1 Lord of my life, 0 may thy praise
Employ my noblest powers,
Whose goodness lengthens out my days,
And fills the circling hours.

2 Preserv’d by thy almighty arm,
I pass’d the shades of night,
Serene, and safe from every harm,
And see returning light.

3 While many spent the night in sighs,
And restless pains, and woes ;
In gentle sleep I clos’d my eyes,
And undisturb’d repose.

4 When sleep, death’s semblance, o’er me spread,
And I unconscious lay,
Thy watchful care was round my bed,
To guard my feeble clay.

5 0 let the same almighty care
My waking hours attend;
From every danger, every snare,
My heedless steps defend.

6 Smile on my minutes as they roll,
And guide my future days;
And let thy goodness fill my soul
With gratitude and praise.

Anne Steele, Hymns, Psalms and Poems

That henceforth we should not serve sin. Romans 6:6

That henceforth we should not serve sin.
Romans 6:6

Christian, what hast thou to do with sin? Hath it not cost thee enough already? Burnt child, wilt thou play with the fire? What! when thou hast already been between the jaws of the lion, wilt thou step a second time into his den? Hast thou not had enough of the old serpent? Did he not poison all thy veins once, and wilt thou play upon the hole of the asp, and put thy hand upon the cockatrice’s den a second time? Oh, be not so mad! so foolish! Did sin ever yield thee real pleasure? Didst thou find solid satisfaction in it? If so, go back to thine old drudgery, and wear the chain again, if it delight thee. But inasmuch as sin did never give thee what it promised to bestow, but deluded thee with lies, be not a second time snared by the old fowler–be free, and let the remembrance of thy ancient bondage forbid thee to enter the net again! It is contrary to the designs of eternal love, which all have an eye to thy purity and holiness; therefore run not counter to the purposes of t
hy Lord. Another thought should restrain thee from sin. Christians can never sin cheaply; they pay a heavy price for iniquity. Transgression destroys peace of mind, obscures fellowship with Jesus, hinders prayer, brings darkness over the soul; therefore be not the serf and bondman of sin. There is yet a higher argument: each time you “serve sin” you have “Crucified the Lord afresh, and put him to an open shame.” Can you bear that thought? Oh! if you have fallen into any special sin during this day, it may be my Master has sent this admonition this evening, to bring you back before you have backslidden very far. Turn thee to Jesus anew; he has not forgotten his love to thee; his grace is still the same. With weeping and repentance, come thou to his footstool, and thou shalt be once more received into his heart; thou shalt be set upon a rock again, and thy goings shall be established.

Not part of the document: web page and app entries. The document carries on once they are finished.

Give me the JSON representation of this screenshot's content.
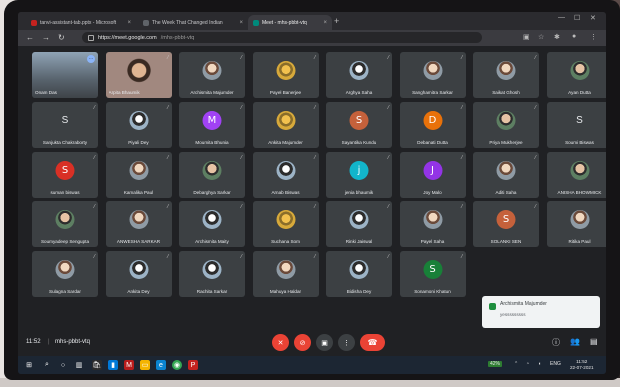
{
  "browser": {
    "tabs": [
      {
        "label": "tanvi-assistant-tab.pptx - Microsoft",
        "color": "#c5221f"
      },
      {
        "label": "The Week That Changed Indian",
        "color": "#5f6368"
      },
      {
        "label": "Meet - mhs-pbbt-vtq",
        "color": "#00897b"
      }
    ],
    "new_tab": "+",
    "address": {
      "host": "https://meet.google.com",
      "path": "/mhs-pbbt-vtq"
    }
  },
  "meet": {
    "participants": [
      {
        "name": "Onam Das",
        "style": "video",
        "color": "#6b7a8c"
      },
      {
        "name": "Arpita Bhaumik",
        "style": "video2",
        "color": "#8d6e63"
      },
      {
        "name": "Archismita Majumder",
        "style": "photo",
        "color": "#3c4043"
      },
      {
        "name": "Payel Banerjee",
        "style": "photo4",
        "color": "#3c4043"
      },
      {
        "name": "Arghya Saha",
        "style": "photo3",
        "color": "#3c4043"
      },
      {
        "name": "Sanghamitra Sarkar",
        "style": "photo",
        "color": "#3c4043"
      },
      {
        "name": "Saikat Ghosh",
        "style": "photo",
        "color": "#3c4043"
      },
      {
        "name": "Ayan Dutta",
        "style": "photo2",
        "color": "#3c4043"
      },
      {
        "name": "Sanjukta Chakraborty",
        "style": "plain",
        "letter": "S"
      },
      {
        "name": "Piyali Dey",
        "style": "photo3",
        "color": "#3c4043"
      },
      {
        "name": "Moumita Bhunia",
        "style": "letter",
        "letter": "M",
        "color": "#a142f4"
      },
      {
        "name": "Ankita Majumder",
        "style": "photo4",
        "color": "#3c4043"
      },
      {
        "name": "Sayantika Kundu",
        "style": "letter",
        "letter": "S",
        "color": "#c5613b"
      },
      {
        "name": "Debanati Dutta",
        "style": "letter",
        "letter": "D",
        "color": "#e8710a"
      },
      {
        "name": "Priya Mukherjee",
        "style": "photo2",
        "color": "#3c4043"
      },
      {
        "name": "Soumi Biswas",
        "style": "plain",
        "letter": "S"
      },
      {
        "name": "suman biswas",
        "style": "letter",
        "letter": "S",
        "color": "#d93025"
      },
      {
        "name": "Kamalika Paul",
        "style": "photo",
        "color": "#3c4043"
      },
      {
        "name": "Debarghya Sarkar",
        "style": "photo2",
        "color": "#3c4043"
      },
      {
        "name": "Arnab Biswas",
        "style": "photo3",
        "color": "#3c4043"
      },
      {
        "name": "jenia bhaumik",
        "style": "letter",
        "letter": "j",
        "color": "#12b5cb"
      },
      {
        "name": "Joy Malo",
        "style": "letter",
        "letter": "J",
        "color": "#9334e6"
      },
      {
        "name": "Aditi Saha",
        "style": "photo",
        "color": "#3c4043"
      },
      {
        "name": "ANISHA BHOWMICK",
        "style": "photo2",
        "color": "#3c4043"
      },
      {
        "name": "Soumyadeep Sengupta",
        "style": "photo2",
        "color": "#3c4043"
      },
      {
        "name": "ANWESHA SARKAR",
        "style": "photo",
        "color": "#3c4043"
      },
      {
        "name": "Archismita Maity",
        "style": "photo3",
        "color": "#3c4043"
      },
      {
        "name": "Suchana Som",
        "style": "photo4",
        "color": "#3c4043"
      },
      {
        "name": "Rinki Jaiswal",
        "style": "photo3",
        "color": "#3c4043"
      },
      {
        "name": "Payel Saha",
        "style": "photo",
        "color": "#3c4043"
      },
      {
        "name": "SOLANKI SEN",
        "style": "letter",
        "letter": "S",
        "color": "#c5613b"
      },
      {
        "name": "Ritika Paul",
        "style": "photo",
        "color": "#3c4043"
      },
      {
        "name": "Sulagna Sardar",
        "style": "photo",
        "color": "#3c4043"
      },
      {
        "name": "Ankita Dey",
        "style": "photo3",
        "color": "#3c4043"
      },
      {
        "name": "Rachita Sarkar",
        "style": "photo3",
        "color": "#3c4043"
      },
      {
        "name": "Mahuya Haldar",
        "style": "photo",
        "color": "#3c4043"
      },
      {
        "name": "Bidisha Dey",
        "style": "photo3",
        "color": "#3c4043"
      },
      {
        "name": "Sonamoni Khatun",
        "style": "letter",
        "letter": "S",
        "color": "#188038"
      }
    ],
    "notification": {
      "title": "Archismita Majumder",
      "message": "yesssssssss"
    },
    "time": "11:52",
    "meeting_code": "mhs-pbbt-vtq",
    "separator": "|"
  },
  "taskbar": {
    "battery": "42%",
    "lang": "ENG",
    "time": "11:52",
    "date": "22-07-2021"
  }
}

Charles H. Spurgeon, Morning and Evening

Empty the Bucket

“Empty the bucket before you go to the fountain.”

Wise advice. If the pail be full of the best and cleanest water it is idle
to carry it to the well, for its fulness disqualifies it for being a receiver.
Those who think themselves full of grace are not likely to pray aright, for
prayer is a beggar’s trade, and supposes the existence of need. What does a
full bucket want with the well ? Let it stay where it is. Fitness for mercy
is not found in self-sufficiency, but in emptiness and want. He can and will
receive most of the Lord who has least of his own.

If the bucket is full of foul water, it is wise to throw it away as we go to
the crystal spring. We must not come to the Lord with our minds full of vanity,
lust, covetousness, and pride. “If I regard iniquity in my heart, the Lord
will not hear me. ” He will not make his grace the medium of floating our unclean
desires. Grace will cleanse out sin, but it will not mix with it, neither may
we desire such a dishonorable compromising of the holy name of the Lord our
God. Let the bucket of the heart be turned upside down and drained of the love
of sin, and then prayer will be heard, and Jesus will come in and fill it.

Lord, empty me of self, of pride, of worldliness, of unbelief, and then fill me
with all the fulness of God.

Charles Spurgeon, “Illustrations and Meditations”